*Exercise directions:* Where the word "watermark" appears in a line below, copy the whole line.

::::

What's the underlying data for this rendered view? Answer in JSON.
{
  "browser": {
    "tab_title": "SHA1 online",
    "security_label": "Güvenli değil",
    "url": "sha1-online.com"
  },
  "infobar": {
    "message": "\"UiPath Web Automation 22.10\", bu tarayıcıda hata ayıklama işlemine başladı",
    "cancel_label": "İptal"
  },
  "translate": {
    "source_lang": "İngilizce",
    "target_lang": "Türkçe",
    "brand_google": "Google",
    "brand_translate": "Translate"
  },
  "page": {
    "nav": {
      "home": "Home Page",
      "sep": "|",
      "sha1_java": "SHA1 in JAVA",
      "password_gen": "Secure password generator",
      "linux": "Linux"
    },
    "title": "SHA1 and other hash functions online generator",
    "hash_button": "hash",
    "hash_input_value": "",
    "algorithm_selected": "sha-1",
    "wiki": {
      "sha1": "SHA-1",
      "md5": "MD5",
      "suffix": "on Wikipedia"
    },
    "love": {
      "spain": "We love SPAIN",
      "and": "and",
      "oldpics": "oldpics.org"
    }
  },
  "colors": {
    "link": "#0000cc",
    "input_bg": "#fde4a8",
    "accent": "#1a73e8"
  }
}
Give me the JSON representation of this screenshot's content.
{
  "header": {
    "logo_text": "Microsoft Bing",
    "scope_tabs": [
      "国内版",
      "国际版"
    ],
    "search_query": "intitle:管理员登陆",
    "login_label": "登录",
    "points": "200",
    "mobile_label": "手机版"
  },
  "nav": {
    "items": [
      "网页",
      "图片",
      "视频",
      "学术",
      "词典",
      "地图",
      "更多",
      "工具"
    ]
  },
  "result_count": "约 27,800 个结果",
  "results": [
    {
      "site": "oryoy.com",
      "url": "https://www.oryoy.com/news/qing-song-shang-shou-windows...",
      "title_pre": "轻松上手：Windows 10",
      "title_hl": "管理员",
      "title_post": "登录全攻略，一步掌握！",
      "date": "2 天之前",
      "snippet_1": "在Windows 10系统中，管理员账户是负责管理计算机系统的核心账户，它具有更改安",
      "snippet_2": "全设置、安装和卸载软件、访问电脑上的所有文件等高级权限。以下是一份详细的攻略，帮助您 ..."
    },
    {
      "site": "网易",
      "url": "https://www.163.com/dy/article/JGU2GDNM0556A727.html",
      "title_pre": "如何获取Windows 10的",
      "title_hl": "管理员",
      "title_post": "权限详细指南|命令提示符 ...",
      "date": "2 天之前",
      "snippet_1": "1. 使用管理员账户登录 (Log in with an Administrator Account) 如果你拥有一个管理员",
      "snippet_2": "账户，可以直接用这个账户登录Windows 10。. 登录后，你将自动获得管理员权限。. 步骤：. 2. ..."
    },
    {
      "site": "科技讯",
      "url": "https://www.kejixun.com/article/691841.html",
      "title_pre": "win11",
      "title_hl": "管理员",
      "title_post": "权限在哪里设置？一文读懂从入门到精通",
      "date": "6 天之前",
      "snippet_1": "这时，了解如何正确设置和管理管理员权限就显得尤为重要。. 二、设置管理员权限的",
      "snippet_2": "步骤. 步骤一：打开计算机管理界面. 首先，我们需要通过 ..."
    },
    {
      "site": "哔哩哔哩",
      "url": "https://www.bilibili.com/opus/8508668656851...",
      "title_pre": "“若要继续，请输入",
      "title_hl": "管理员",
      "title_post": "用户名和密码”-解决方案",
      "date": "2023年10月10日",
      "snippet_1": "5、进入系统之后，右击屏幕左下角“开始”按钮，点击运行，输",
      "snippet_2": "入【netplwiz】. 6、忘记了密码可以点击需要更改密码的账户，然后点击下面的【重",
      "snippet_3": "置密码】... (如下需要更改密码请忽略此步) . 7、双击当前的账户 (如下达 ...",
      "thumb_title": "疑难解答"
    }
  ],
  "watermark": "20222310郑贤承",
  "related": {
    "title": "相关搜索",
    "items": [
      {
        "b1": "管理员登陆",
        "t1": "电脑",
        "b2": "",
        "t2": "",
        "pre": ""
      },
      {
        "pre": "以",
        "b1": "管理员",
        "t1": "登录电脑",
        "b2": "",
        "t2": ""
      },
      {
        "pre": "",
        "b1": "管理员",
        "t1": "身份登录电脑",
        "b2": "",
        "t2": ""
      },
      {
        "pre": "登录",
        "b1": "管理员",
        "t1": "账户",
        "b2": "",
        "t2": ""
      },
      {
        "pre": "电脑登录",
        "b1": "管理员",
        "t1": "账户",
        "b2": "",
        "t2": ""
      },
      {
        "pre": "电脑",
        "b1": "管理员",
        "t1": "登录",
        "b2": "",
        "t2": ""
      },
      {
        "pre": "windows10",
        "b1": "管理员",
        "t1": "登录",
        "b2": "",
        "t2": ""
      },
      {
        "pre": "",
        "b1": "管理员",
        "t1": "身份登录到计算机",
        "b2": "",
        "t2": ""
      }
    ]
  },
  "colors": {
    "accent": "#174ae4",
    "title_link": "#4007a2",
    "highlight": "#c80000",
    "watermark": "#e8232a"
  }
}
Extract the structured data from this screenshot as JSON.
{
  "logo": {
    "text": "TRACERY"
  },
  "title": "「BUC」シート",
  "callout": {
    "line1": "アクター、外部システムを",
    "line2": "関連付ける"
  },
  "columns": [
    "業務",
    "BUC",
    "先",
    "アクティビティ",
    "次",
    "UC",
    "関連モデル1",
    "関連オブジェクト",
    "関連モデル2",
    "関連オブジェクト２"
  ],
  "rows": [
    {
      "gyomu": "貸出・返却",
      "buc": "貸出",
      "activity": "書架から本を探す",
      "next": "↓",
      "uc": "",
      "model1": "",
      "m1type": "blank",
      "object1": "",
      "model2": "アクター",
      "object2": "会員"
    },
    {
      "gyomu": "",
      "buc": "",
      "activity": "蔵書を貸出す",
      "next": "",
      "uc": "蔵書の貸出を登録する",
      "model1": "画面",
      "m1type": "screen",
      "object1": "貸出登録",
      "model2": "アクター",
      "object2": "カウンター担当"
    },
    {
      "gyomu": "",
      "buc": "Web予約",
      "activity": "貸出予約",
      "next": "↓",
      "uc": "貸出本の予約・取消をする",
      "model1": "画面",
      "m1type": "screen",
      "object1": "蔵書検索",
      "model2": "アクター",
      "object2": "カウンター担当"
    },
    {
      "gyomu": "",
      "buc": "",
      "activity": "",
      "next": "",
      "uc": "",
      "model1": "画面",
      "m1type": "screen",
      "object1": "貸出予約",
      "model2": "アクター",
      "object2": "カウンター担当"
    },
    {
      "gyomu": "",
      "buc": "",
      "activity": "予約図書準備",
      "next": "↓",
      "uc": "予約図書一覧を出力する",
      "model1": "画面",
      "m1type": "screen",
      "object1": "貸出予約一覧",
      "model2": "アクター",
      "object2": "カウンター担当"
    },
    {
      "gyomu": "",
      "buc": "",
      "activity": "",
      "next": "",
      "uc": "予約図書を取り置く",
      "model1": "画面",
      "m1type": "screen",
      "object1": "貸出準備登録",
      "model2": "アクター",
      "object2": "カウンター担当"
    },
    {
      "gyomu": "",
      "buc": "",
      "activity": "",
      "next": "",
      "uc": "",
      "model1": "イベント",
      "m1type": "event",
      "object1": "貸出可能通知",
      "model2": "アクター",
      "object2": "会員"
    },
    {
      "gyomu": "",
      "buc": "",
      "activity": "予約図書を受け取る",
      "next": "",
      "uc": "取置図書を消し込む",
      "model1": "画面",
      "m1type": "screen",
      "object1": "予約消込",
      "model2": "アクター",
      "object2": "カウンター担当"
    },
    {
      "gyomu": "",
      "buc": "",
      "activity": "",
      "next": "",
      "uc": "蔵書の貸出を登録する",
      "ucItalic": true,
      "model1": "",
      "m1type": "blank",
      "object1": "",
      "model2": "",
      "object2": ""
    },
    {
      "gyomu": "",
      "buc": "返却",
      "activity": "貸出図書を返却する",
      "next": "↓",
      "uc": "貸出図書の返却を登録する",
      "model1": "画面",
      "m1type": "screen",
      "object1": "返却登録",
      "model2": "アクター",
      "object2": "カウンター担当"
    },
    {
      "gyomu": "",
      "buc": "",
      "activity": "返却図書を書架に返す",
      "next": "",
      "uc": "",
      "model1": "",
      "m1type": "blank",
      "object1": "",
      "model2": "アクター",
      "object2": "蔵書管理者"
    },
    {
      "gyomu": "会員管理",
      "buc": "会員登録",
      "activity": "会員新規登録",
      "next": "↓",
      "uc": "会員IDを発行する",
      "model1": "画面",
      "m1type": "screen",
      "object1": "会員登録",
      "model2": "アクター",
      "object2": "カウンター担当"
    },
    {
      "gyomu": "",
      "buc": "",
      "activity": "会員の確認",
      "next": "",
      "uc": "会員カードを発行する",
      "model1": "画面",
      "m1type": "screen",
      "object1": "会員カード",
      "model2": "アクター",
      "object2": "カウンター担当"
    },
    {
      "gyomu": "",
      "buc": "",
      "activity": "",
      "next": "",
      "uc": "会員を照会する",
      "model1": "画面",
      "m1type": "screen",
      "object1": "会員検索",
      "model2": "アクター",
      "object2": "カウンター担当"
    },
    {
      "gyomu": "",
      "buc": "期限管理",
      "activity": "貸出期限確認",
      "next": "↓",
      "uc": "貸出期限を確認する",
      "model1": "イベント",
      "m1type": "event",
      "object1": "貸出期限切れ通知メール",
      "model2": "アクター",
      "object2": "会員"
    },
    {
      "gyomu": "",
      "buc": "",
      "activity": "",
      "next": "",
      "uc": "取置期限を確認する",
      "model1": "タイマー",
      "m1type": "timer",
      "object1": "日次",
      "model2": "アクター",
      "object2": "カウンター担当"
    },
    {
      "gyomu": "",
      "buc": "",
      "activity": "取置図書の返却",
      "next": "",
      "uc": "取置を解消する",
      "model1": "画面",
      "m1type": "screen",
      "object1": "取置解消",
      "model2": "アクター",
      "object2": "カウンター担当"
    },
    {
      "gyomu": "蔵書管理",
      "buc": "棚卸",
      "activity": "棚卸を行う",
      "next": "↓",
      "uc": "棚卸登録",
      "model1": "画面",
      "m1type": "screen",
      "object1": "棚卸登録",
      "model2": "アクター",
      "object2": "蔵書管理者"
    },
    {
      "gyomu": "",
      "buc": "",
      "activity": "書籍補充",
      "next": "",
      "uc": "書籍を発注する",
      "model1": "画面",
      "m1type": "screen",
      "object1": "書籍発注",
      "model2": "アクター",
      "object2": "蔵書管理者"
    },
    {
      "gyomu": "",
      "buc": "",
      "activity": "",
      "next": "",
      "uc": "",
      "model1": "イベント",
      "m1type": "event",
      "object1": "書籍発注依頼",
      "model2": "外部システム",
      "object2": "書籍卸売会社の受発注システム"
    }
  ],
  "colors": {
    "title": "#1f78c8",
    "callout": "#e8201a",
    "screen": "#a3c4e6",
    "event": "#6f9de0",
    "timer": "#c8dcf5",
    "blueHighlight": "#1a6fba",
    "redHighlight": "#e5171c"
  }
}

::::

*Your solution:*
  "watermark": "20222310郑贤承",
    "watermark": "#e8232a"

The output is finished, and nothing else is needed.